### WHAT YOU WILL DO:
In the material below, the lines containing the word "true" are required; copy each of them.

### RECORDS FOR PROCESSING:
BEGIN
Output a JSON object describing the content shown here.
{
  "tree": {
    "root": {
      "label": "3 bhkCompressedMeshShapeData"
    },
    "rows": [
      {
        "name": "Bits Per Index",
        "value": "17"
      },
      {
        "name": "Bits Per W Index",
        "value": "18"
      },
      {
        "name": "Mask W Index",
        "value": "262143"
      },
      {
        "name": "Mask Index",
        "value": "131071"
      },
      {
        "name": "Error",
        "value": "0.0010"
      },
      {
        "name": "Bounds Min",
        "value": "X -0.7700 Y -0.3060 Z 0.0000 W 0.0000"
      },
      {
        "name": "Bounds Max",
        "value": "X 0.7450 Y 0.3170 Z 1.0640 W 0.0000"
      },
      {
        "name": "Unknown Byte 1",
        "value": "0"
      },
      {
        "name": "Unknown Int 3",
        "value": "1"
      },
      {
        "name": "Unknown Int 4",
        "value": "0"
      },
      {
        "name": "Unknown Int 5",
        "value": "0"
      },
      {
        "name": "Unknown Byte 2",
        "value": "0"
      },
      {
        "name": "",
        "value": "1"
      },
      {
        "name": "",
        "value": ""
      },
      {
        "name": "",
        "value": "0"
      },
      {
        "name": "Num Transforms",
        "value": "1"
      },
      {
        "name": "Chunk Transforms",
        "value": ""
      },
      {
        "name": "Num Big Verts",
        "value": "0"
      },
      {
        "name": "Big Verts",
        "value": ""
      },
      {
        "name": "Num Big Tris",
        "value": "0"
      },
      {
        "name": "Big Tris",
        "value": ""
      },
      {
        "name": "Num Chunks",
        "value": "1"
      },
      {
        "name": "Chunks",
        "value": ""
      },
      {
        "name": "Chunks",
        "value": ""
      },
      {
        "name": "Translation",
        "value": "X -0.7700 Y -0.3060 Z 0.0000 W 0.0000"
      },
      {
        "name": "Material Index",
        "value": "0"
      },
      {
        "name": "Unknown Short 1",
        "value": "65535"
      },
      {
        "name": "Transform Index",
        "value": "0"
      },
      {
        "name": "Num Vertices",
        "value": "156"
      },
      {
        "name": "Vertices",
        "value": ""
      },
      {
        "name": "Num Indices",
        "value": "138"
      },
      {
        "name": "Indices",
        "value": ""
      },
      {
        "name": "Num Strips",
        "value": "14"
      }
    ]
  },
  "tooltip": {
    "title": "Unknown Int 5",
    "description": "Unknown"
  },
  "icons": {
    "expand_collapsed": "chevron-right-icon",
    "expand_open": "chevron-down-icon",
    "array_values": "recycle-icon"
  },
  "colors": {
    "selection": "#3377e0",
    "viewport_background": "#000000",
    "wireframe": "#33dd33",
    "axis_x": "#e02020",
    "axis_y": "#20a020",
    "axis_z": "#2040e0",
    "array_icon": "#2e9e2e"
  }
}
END
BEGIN
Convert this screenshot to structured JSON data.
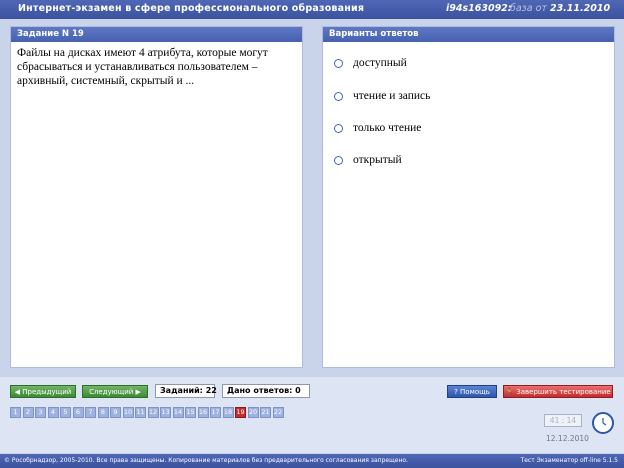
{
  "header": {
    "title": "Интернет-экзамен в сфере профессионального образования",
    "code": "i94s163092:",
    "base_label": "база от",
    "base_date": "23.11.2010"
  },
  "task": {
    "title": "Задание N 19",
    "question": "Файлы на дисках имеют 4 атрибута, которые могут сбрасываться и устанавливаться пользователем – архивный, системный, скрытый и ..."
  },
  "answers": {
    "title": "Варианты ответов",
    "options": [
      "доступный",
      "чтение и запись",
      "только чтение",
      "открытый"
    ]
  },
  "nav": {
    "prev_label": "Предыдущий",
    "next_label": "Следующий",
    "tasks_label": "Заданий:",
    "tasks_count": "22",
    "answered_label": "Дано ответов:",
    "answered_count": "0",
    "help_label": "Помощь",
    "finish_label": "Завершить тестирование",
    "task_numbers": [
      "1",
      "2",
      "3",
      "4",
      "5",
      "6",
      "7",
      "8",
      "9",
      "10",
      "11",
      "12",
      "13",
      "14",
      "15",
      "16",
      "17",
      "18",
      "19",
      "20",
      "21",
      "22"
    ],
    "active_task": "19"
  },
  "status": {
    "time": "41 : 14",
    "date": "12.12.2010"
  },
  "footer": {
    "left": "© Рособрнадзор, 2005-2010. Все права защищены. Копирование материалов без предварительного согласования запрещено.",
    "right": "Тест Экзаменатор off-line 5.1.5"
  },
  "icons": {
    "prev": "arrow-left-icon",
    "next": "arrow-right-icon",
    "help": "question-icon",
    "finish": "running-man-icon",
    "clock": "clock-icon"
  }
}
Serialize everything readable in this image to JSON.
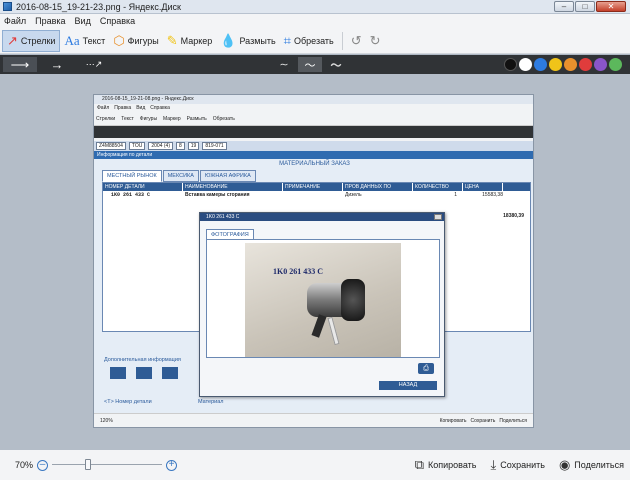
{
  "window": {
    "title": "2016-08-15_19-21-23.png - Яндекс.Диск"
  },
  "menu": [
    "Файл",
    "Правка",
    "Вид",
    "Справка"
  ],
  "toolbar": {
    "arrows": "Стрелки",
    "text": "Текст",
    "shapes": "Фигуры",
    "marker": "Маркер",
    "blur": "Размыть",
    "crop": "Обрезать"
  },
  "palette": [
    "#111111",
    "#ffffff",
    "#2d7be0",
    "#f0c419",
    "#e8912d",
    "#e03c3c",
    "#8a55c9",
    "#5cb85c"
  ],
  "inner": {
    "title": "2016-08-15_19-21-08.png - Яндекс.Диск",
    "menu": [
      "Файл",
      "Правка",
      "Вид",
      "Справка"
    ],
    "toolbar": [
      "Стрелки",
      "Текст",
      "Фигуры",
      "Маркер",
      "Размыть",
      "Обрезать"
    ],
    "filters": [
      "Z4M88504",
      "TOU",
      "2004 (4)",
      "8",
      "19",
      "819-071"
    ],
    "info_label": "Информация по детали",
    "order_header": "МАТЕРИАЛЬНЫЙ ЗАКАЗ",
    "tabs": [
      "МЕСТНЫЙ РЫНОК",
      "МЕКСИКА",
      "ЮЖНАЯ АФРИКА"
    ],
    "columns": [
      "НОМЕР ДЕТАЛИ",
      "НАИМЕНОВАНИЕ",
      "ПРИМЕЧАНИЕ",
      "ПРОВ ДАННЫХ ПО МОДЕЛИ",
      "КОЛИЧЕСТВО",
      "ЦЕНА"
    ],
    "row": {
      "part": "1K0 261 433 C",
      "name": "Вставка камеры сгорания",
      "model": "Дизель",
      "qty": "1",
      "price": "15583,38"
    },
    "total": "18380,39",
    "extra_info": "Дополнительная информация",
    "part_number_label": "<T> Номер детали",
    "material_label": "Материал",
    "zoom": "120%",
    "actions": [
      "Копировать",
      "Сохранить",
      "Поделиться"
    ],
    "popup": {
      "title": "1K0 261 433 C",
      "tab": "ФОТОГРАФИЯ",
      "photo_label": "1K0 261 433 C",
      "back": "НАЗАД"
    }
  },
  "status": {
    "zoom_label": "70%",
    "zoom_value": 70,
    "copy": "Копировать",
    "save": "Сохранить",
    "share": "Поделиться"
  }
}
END
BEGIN
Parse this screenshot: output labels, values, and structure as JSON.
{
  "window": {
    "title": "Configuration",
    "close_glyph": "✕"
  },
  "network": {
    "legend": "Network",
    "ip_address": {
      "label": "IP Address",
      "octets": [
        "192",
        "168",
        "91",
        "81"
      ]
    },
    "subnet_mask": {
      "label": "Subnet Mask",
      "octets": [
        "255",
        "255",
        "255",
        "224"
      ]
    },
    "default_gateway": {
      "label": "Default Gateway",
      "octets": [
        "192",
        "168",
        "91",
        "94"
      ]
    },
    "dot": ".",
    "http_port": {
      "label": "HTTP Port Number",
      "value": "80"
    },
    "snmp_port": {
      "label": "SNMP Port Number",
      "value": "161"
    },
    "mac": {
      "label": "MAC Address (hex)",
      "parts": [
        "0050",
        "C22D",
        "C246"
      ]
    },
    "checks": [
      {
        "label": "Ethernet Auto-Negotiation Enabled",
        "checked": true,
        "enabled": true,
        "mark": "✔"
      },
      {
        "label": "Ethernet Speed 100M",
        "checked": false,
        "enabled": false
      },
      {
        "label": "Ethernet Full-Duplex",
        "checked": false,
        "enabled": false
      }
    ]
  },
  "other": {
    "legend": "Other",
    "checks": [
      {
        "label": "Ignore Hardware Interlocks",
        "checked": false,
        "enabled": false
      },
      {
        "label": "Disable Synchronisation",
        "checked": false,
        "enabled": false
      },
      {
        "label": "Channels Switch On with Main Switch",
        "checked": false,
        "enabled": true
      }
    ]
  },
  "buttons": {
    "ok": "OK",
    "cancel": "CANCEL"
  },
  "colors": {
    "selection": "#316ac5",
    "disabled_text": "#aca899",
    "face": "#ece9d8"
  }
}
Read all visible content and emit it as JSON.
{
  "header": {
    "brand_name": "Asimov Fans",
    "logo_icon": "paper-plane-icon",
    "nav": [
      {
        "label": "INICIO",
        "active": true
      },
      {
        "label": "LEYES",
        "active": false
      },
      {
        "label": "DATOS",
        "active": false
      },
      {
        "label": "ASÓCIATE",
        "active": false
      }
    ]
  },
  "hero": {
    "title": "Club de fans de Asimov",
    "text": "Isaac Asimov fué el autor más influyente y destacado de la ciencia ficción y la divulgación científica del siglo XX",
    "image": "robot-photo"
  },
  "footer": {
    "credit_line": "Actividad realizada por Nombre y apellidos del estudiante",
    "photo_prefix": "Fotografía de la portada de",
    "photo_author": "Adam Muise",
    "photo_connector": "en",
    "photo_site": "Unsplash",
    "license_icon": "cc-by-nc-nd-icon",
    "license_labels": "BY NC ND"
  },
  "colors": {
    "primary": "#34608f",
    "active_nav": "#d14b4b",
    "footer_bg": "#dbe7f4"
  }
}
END
### ANSWER AREA:
        "checked": true,
        "enabled": true,
        "enabled": true
        "active": true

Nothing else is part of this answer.